Say how many lines in the entries hold the word "国内短信套餐包", and reply with that number only.

Excerpts from an interface dataset:
▬▬▬

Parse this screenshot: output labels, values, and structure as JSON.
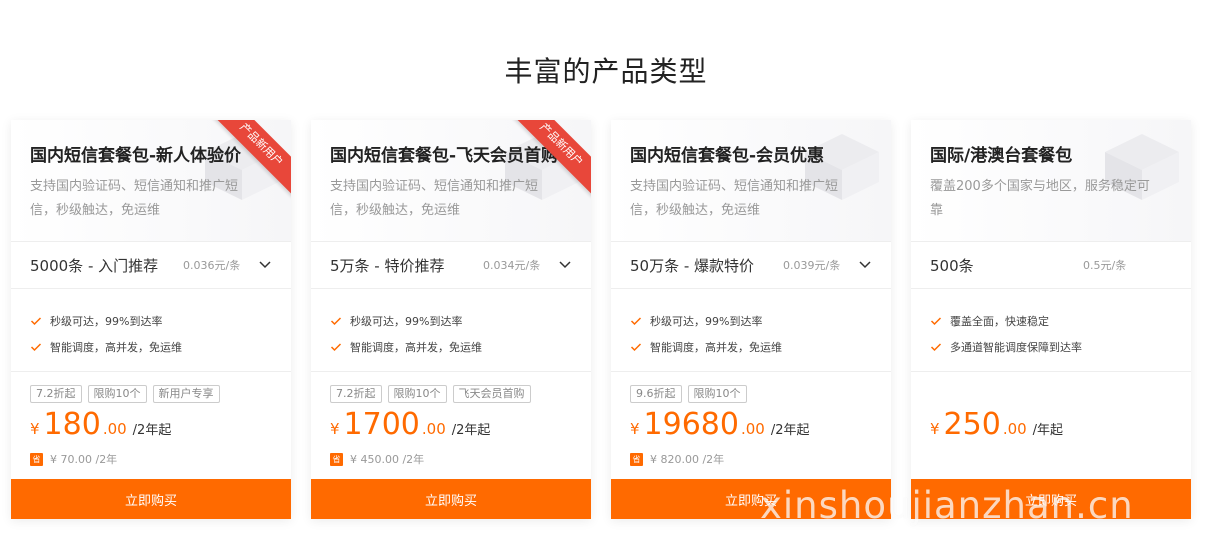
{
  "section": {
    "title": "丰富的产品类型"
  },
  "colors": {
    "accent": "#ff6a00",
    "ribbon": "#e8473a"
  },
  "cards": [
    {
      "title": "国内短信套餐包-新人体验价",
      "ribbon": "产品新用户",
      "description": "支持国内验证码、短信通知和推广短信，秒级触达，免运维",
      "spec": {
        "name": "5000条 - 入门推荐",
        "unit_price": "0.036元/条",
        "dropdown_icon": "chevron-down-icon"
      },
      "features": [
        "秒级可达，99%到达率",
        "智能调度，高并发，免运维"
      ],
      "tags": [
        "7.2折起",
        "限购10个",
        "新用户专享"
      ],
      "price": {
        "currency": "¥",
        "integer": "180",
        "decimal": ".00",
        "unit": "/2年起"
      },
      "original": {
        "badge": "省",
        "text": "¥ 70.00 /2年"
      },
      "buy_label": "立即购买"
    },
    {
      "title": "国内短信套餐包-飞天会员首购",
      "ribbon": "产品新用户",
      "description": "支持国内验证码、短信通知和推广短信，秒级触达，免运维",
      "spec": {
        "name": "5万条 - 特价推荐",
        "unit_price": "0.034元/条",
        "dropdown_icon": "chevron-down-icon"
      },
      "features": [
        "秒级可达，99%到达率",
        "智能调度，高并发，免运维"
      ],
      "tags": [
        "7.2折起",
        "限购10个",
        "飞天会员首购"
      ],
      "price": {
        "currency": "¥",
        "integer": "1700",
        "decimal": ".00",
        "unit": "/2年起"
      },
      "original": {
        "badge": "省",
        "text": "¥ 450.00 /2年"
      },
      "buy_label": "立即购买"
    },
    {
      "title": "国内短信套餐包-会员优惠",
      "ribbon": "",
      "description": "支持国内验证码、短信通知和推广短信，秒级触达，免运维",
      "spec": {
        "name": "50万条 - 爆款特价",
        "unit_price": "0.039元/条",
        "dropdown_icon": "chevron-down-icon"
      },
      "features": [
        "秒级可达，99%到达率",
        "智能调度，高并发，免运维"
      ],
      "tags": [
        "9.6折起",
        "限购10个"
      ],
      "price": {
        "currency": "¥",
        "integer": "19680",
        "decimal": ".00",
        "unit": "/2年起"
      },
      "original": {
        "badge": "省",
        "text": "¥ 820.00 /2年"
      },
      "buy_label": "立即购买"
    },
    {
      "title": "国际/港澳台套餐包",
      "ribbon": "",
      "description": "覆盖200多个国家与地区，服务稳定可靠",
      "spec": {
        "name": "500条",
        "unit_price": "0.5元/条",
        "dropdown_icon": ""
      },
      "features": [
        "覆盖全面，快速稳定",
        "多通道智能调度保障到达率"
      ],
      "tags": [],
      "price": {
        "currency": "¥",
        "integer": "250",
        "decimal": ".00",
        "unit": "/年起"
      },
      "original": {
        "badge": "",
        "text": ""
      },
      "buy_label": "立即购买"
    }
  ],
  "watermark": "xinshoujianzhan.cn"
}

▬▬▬

Result –
3